The cause of the outrage? Redgrave had previously financed and narrated “The Palestinian,” a documentary about the Palestinian struggle.
Nowadays, Zionist organisations and websites are targeting Arabs as so-called “anti-Semites,” citing political cartoons in the Arab press as well as programmes on Arabic channels as “evidence” of this.
Anti-Zionism is the new anti-Semitism they say in a grotesque distortion of the essence of anti-Semitism, while conveniently forgetting the apartheid wall being constructed through Palestinian lands, the thousands of Palestinian youths languishing in Israeli prisons, the land grab of the illegal settlers and the extra-judicial assassinations regularly perpetrated by the IDF — in short, the evils of occupation.
The more “anti-Semitism” is used as a shield against political criticism, the more it is devalued and the less clout it will carry when attached to real haters of everything Jewish.
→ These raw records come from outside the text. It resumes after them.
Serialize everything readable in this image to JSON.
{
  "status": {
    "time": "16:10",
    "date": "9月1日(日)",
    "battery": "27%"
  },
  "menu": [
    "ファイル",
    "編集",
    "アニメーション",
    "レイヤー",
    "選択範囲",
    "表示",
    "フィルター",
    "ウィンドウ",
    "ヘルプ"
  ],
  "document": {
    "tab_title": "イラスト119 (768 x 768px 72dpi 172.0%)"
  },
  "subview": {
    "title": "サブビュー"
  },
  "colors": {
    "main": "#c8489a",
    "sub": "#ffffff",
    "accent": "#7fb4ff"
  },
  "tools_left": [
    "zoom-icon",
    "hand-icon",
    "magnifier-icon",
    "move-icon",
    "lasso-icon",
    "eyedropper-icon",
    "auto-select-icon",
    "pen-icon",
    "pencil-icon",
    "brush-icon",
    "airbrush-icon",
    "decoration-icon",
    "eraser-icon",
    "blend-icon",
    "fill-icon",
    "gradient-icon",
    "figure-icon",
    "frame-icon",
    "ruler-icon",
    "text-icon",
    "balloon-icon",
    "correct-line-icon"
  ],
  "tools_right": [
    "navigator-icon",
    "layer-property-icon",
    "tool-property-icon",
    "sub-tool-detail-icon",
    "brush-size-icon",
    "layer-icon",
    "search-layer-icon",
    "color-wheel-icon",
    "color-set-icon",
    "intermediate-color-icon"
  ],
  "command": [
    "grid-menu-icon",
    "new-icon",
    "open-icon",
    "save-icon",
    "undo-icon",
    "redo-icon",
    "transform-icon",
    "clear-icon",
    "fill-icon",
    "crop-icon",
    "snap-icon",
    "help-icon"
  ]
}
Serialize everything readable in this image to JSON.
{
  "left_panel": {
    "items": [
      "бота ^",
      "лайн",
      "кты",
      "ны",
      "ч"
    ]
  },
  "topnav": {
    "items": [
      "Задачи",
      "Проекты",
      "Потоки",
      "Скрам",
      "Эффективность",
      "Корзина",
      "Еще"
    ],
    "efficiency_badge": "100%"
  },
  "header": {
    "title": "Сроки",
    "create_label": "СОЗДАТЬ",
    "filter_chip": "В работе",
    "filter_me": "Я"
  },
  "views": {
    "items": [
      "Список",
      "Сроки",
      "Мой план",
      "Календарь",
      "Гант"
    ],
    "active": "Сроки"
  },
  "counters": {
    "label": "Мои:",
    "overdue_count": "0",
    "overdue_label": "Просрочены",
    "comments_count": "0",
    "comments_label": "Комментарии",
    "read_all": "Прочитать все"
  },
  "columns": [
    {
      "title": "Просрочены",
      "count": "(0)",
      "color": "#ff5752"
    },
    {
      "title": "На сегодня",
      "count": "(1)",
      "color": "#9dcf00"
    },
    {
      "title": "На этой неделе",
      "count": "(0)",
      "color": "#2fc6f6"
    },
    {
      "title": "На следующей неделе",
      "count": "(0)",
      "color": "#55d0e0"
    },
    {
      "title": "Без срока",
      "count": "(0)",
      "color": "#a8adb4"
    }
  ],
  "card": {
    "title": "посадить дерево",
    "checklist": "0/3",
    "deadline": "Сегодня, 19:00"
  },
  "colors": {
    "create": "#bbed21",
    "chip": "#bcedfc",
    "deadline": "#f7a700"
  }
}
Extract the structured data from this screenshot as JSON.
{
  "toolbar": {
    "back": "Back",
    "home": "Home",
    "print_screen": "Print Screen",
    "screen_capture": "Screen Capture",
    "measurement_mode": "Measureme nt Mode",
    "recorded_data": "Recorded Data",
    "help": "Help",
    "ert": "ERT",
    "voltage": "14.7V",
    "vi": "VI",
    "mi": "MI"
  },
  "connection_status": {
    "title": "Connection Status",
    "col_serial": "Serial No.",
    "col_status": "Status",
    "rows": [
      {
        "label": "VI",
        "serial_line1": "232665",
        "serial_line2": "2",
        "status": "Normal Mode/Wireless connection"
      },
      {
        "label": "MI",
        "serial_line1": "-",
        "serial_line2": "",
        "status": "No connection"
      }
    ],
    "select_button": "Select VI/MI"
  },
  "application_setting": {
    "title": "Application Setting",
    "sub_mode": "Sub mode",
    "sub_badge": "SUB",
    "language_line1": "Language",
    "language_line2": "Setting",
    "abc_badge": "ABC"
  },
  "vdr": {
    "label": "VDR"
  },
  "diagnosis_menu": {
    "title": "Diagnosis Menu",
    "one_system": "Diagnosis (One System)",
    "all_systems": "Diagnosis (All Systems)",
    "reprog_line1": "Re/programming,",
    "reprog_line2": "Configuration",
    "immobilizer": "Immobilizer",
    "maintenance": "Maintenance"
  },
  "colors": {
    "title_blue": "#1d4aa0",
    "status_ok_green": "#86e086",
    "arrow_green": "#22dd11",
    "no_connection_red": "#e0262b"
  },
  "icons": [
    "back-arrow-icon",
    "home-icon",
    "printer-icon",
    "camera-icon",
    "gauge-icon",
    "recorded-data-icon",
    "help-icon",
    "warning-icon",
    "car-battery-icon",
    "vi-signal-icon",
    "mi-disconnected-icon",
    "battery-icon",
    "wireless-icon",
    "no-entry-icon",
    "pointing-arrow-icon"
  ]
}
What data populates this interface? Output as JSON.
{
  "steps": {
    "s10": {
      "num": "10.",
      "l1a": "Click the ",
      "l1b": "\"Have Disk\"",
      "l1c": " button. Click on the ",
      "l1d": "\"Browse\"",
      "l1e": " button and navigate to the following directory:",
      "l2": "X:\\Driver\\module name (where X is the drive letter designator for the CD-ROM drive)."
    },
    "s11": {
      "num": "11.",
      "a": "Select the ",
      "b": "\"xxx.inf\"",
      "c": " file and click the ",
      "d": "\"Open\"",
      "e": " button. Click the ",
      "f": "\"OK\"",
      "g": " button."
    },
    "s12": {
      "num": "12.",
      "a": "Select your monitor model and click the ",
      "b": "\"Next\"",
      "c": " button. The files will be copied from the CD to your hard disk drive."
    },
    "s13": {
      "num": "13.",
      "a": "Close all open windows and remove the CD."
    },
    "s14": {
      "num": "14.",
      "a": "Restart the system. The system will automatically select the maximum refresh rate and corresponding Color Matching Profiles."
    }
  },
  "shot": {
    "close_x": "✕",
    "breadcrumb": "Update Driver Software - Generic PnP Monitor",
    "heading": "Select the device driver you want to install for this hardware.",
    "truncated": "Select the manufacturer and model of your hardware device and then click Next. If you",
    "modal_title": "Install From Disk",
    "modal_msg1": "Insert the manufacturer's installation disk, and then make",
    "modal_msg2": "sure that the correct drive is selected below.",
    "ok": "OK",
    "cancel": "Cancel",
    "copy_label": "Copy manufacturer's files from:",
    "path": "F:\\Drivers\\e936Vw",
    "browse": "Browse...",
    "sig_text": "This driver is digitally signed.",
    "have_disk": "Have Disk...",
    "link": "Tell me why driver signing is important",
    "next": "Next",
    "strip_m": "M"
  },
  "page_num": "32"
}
There is even a label given to Jews who speak out against Israeli aggression: “self-hating.”
Those who deplore the treatment meted out by the Israeli authorities to the Palestinians are either one or the other, whereas activists against the policy of other governments are often perceived as humanitarian.
Truth Be Told
If the truth be told, the Semitic recipients of racism in today's world are not the Jews but the Arabs who in the U.S., and to a lesser extent in Europe, are having to unfairly defend themselves from slurs of religious extremism or even links to terrorism.
The Arabs are the ones who are today suffering from negative stereotyping as well as having to respond to insults piled on to their culture and religion.
Perhaps “anti-Semitism” should be expunged from our lexicon. Its blatant misuse has destroyed both lives and careers, often without foundation. Its interpretation is too broad and its definition shaded with historical connotation. Let's instead say it like it is.
People who hate Jews simply because they are Jews are either religious bigots or racists no different from those who hate Muslims, Arabs or any other religious group or ethnicity.
Turning once again to the issue of Mel Gibson, surely his film should be judged on its own merits. It's a portrayal of the Gospels as he sees them. If audiences adjudge it anti-Semitic, then this will reflect at the box office. If not, then Gibson will be vindicated.
The film's viewers should be the appraisers, not just the guardians of Zionist ideology waiting to cry foul on every occasion someone momentarily steps on their oh, so sensitive, and largely disingenuous toes.
Linda S. Heard is a specialist writer on Middle East affairs. She welcomes feedback and can be contacted by email at firstname.lastname@example.org
Original article: http://www.onlinejournal.com/Commentary/082603Heard/082603heard.html
Courtesy Josh Kirby and the Dissidents Report
Last updated 01/09/2003